Geology for Global Development

Voice of the Future 2014

DSCN4606Voice of the Future‘ (yes I agree, the young scientist community are and should be an important voice of today!) is a fantastic event which has taken place for the past few years. It gathers young scientists from a number of disciplines, including geology, and enables them to put questions to senior Government Ministers in the UK, civil servants and MPs. These normally include the Minister for Science and Universities (currently Rt Hon David Willetts), his counterpart in HM Opposition (currently Rt Hon Liam Byrne), the Science and Technology Select Committee and a senior Scientific Advisor to the Government (this year the Government’s Chief Scientific Advisor, Sir Mark Walport). This opportunity for young scientists to pose questions and raise issues with these members of the political sphere is an invaluable opportunity to engage with the policy making process.

This year Geology for Global Development will be well-represented at the event, with Joel Gill (Founding Director) and Rosalie Tostevin (Himalayas Programme Officer) invited by the Geological Society of London to attend and (hopefully) keep attending politicians on their toes. This is a very special opportunity for us as an organisation. We have had an opportunity to submit a formal question via the Geological Society of London:

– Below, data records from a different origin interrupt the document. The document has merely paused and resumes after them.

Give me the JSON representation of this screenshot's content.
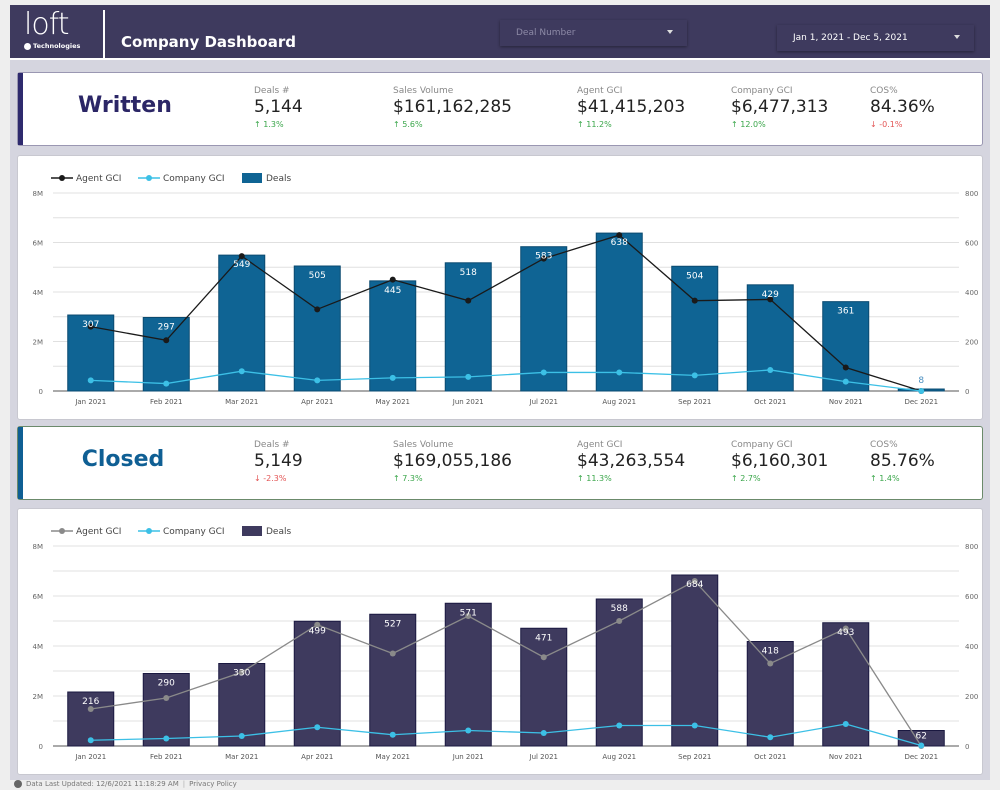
{
  "header": {
    "logo_word": "loft",
    "logo_sub": "Technologies",
    "title": "Company Dashboard",
    "deal_filter_placeholder": "Deal Number",
    "date_range": "Jan 1, 2021 - Dec 5, 2021"
  },
  "written": {
    "label": "Written",
    "metrics": [
      {
        "name": "Deals #",
        "value": "5,144",
        "delta": "1.3%",
        "dir": "up"
      },
      {
        "name": "Sales Volume",
        "value": "$161,162,285",
        "delta": "5.6%",
        "dir": "up"
      },
      {
        "name": "Agent GCI",
        "value": "$41,415,203",
        "delta": "11.2%",
        "dir": "up"
      },
      {
        "name": "Company GCI",
        "value": "$6,477,313",
        "delta": "12.0%",
        "dir": "up"
      },
      {
        "name": "COS%",
        "value": "84.36%",
        "delta": "-0.1%",
        "dir": "down"
      }
    ]
  },
  "closed": {
    "label": "Closed",
    "metrics": [
      {
        "name": "Deals #",
        "value": "5,149",
        "delta": "-2.3%",
        "dir": "down"
      },
      {
        "name": "Sales Volume",
        "value": "$169,055,186",
        "delta": "7.3%",
        "dir": "up"
      },
      {
        "name": "Agent GCI",
        "value": "$43,263,554",
        "delta": "11.3%",
        "dir": "up"
      },
      {
        "name": "Company GCI",
        "value": "$6,160,301",
        "delta": "2.7%",
        "dir": "up"
      },
      {
        "name": "COS%",
        "value": "85.76%",
        "delta": "1.4%",
        "dir": "up"
      }
    ]
  },
  "chart_data": [
    {
      "type": "bar",
      "title": "Written",
      "categories": [
        "Jan 2021",
        "Feb 2021",
        "Mar 2021",
        "Apr 2021",
        "May 2021",
        "Jun 2021",
        "Jul 2021",
        "Aug 2021",
        "Sep 2021",
        "Oct 2021",
        "Nov 2021",
        "Dec 2021"
      ],
      "left_axis": {
        "ticks": [
          "0",
          "2M",
          "4M",
          "6M",
          "8M"
        ],
        "range": [
          0,
          8000000
        ]
      },
      "right_axis": {
        "ticks": [
          "0",
          "200",
          "400",
          "600",
          "800"
        ],
        "range": [
          0,
          800
        ]
      },
      "grid": true,
      "legend": "top-left",
      "colors": {
        "bars": "#0f6494",
        "agent": "#1a1a1a",
        "company": "#3cc0e6"
      },
      "series": [
        {
          "name": "Agent GCI",
          "kind": "line",
          "axis": "left",
          "values": [
            2600000,
            2050000,
            5450000,
            3300000,
            4500000,
            3650000,
            5350000,
            6300000,
            3650000,
            3700000,
            950000,
            0
          ]
        },
        {
          "name": "Company GCI",
          "kind": "line",
          "axis": "left",
          "values": [
            430000,
            300000,
            800000,
            430000,
            530000,
            570000,
            750000,
            750000,
            630000,
            850000,
            380000,
            0
          ]
        },
        {
          "name": "Deals",
          "kind": "bar",
          "axis": "right",
          "values": [
            307,
            297,
            549,
            505,
            445,
            518,
            583,
            638,
            504,
            429,
            361,
            8
          ]
        }
      ]
    },
    {
      "type": "bar",
      "title": "Closed",
      "categories": [
        "Jan 2021",
        "Feb 2021",
        "Mar 2021",
        "Apr 2021",
        "May 2021",
        "Jun 2021",
        "Jul 2021",
        "Aug 2021",
        "Sep 2021",
        "Oct 2021",
        "Nov 2021",
        "Dec 2021"
      ],
      "left_axis": {
        "ticks": [
          "0",
          "2M",
          "4M",
          "6M",
          "8M"
        ],
        "range": [
          0,
          8000000
        ]
      },
      "right_axis": {
        "ticks": [
          "0",
          "200",
          "400",
          "600",
          "800"
        ],
        "range": [
          0,
          800
        ]
      },
      "grid": true,
      "legend": "top-left",
      "colors": {
        "bars": "#3e3a5e",
        "agent": "#8a8a8a",
        "company": "#3cc0e6"
      },
      "series": [
        {
          "name": "Agent GCI",
          "kind": "line",
          "axis": "left",
          "values": [
            1480000,
            1920000,
            2950000,
            4850000,
            3700000,
            5200000,
            3550000,
            5000000,
            6600000,
            3300000,
            4700000,
            0
          ]
        },
        {
          "name": "Company GCI",
          "kind": "line",
          "axis": "left",
          "values": [
            230000,
            300000,
            400000,
            750000,
            450000,
            620000,
            520000,
            820000,
            820000,
            350000,
            880000,
            20000
          ]
        },
        {
          "name": "Deals",
          "kind": "bar",
          "axis": "right",
          "values": [
            216,
            290,
            330,
            499,
            527,
            571,
            471,
            588,
            684,
            418,
            493,
            62
          ]
        }
      ]
    }
  ],
  "footer": {
    "updated": "Data Last Updated: 12/6/2021 11:18:29 AM",
    "privacy": "Privacy Policy"
  }
}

“In what ways does the UK Government utilise national scientific capabilities (and development budgets) to strengthen the scientific capacity of less economically developed countries?”

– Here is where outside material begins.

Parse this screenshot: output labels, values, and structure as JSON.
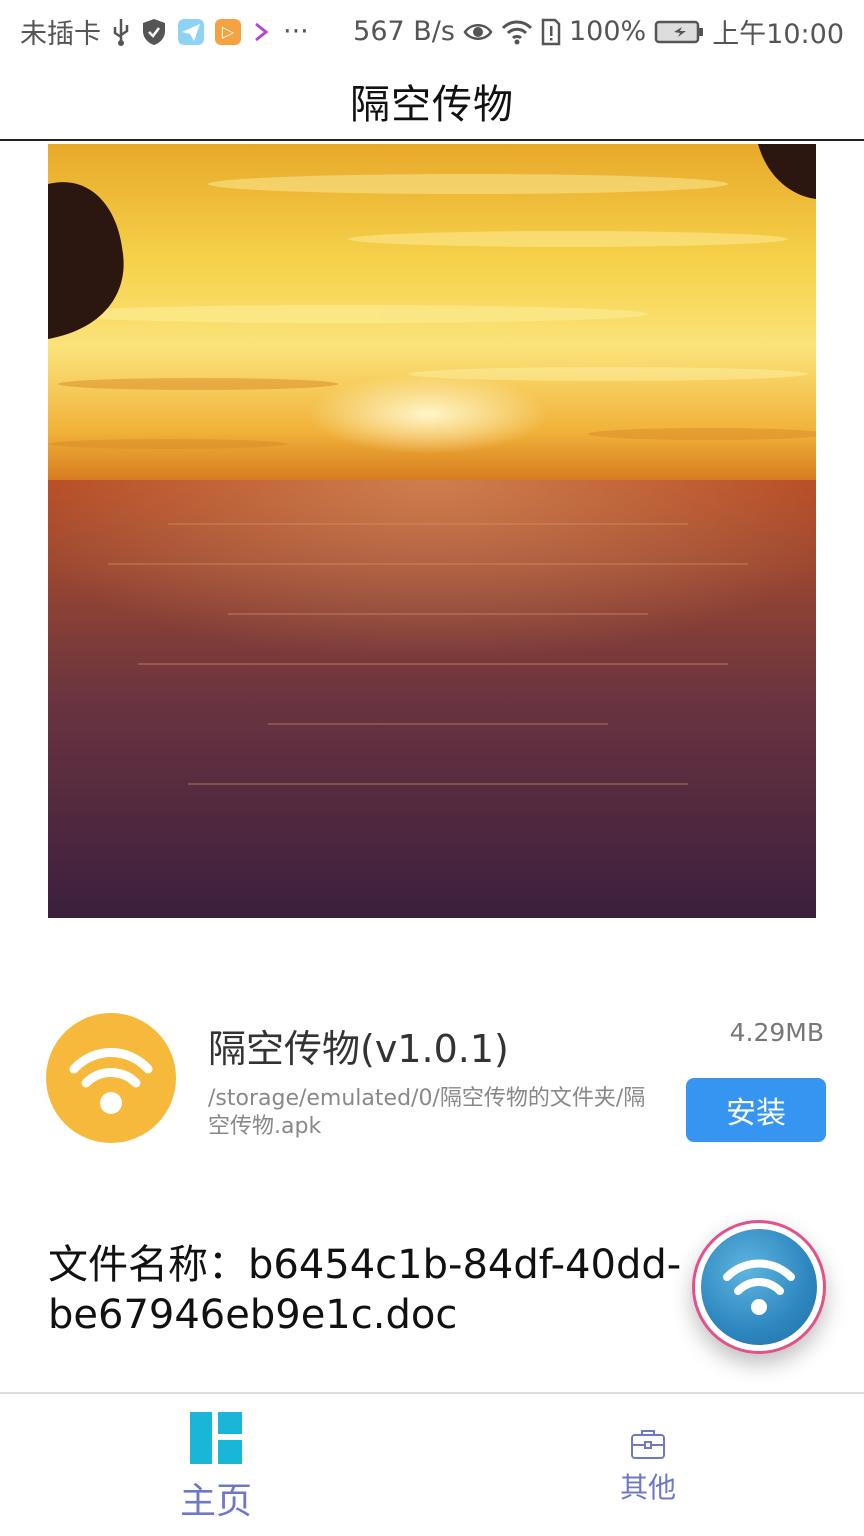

This question was written with the context of seeing first-hand the fantastic work of the Guatemalan national hazards agency, but also the struggles they face due to a lack of the funds and resources required to invest in the necessary scientific instruments and resources.

We are also keen to listen to our members and readers thoughts on what issues to raise. The questioning process does not allow us to ask multiple questions, however there may be the opportunity to raise things outside of the formal questioning session (an opportunity utilised by ourselves in 2012, resulting in a question being submitted to a select committee inquiry) and through ‘follow-on’ questions.

We’d therefore encourage our young geoscientist audience (18-35) to submit questions (as clear and concise as possible) that you would like to raise with those responsible for advising on, constructing and scrutinising UK science policy. Please leave your questions in the comments section below. As already noted, many of these may not be able to be asked, but the information will be invaluable in understanding the issues.

Joel is the Founder/Director of Geology for Global Development (@Geo_Dev) an organisation working to support geologists to make a sustainable contribution to the fight against global poverty. He is an interdisciplinary researcher, with a PhD in geography (natural hazards), and research interests in multi-hazard frameworks, disaster risk reduction, rural water projects, and sustainable development. This work has taken him to Chile, China, Guatemala, India, South Africa, Tanzania and Uganda. Joel is currently based at the British Geological Survey, and tweets at @JoelCGill.